SOURCE MATERIAL
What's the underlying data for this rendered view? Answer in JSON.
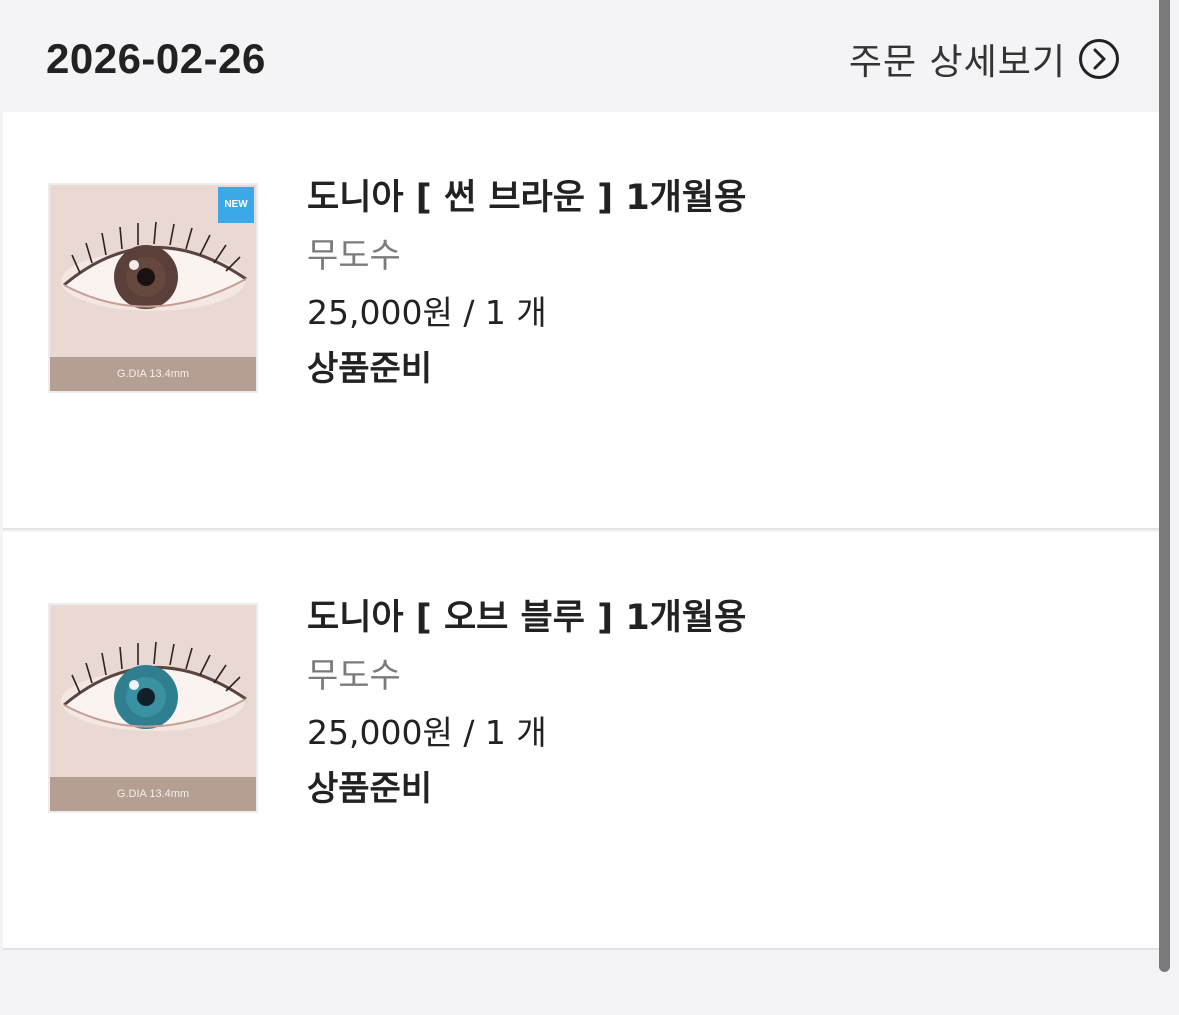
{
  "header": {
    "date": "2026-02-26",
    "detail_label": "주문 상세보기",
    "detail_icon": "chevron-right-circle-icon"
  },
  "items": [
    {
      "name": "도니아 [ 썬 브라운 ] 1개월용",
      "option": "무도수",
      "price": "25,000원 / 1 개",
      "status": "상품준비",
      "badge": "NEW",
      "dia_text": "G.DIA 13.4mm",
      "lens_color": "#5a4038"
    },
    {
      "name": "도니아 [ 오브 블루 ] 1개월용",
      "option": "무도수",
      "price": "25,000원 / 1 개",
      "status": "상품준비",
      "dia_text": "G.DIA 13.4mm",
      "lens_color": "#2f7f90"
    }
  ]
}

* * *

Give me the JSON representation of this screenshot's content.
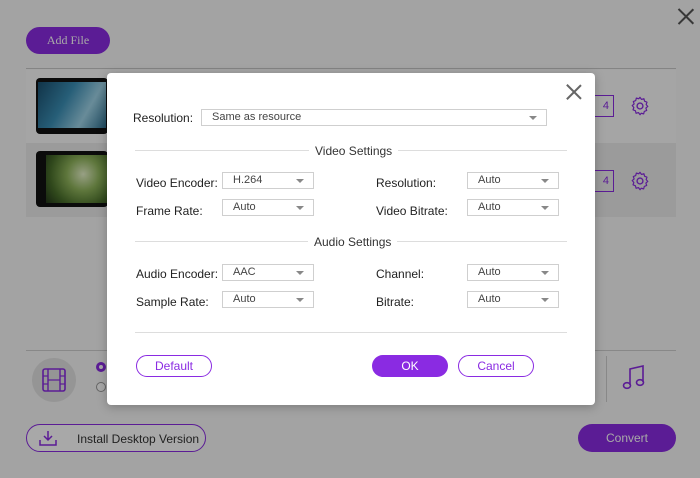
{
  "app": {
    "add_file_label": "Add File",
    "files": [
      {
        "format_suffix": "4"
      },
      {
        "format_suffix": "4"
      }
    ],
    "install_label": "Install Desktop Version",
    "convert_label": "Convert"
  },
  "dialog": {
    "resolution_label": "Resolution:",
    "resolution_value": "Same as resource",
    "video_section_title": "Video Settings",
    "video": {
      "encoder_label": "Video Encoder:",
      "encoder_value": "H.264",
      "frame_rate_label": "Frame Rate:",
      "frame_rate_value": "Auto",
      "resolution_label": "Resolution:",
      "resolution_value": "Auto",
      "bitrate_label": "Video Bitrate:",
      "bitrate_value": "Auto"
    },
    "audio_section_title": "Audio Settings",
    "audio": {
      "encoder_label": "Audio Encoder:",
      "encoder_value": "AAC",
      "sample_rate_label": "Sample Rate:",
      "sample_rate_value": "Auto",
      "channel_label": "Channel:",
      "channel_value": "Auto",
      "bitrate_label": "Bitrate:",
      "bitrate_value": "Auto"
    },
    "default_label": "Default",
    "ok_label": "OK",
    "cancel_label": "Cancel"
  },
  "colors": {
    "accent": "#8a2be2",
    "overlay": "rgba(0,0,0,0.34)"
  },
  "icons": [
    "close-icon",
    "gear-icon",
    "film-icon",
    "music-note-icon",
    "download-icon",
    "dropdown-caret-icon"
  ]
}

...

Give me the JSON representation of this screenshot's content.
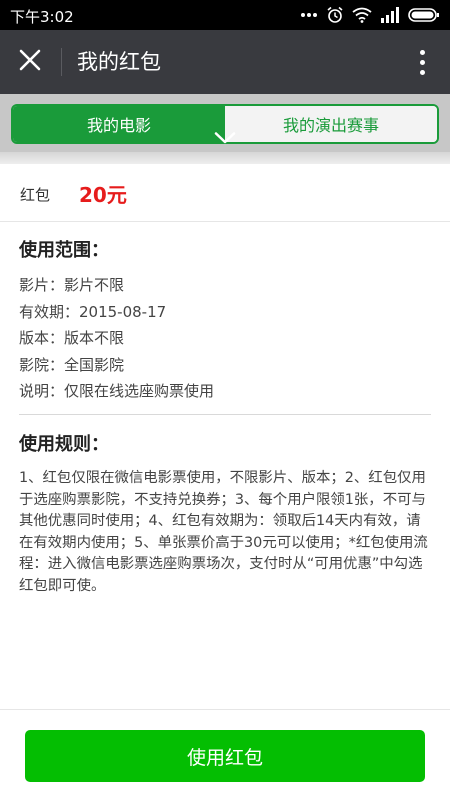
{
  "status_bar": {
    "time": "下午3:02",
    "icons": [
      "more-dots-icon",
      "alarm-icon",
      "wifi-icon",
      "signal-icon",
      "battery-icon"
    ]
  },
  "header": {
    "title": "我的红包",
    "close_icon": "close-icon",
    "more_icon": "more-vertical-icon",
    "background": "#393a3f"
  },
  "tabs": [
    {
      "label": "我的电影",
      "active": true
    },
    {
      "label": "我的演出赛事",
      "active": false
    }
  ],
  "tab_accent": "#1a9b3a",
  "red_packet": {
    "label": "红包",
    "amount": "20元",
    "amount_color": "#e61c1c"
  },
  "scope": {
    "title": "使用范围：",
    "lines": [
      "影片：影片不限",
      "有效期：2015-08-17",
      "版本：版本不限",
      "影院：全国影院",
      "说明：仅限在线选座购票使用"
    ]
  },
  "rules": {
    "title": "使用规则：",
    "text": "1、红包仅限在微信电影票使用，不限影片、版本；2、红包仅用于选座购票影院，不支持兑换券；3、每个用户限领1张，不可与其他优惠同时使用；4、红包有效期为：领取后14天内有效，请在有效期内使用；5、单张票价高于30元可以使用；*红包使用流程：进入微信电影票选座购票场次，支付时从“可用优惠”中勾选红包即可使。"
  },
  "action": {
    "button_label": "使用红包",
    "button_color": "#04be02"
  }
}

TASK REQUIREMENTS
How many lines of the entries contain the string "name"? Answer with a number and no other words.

SOLUTION BELOW
2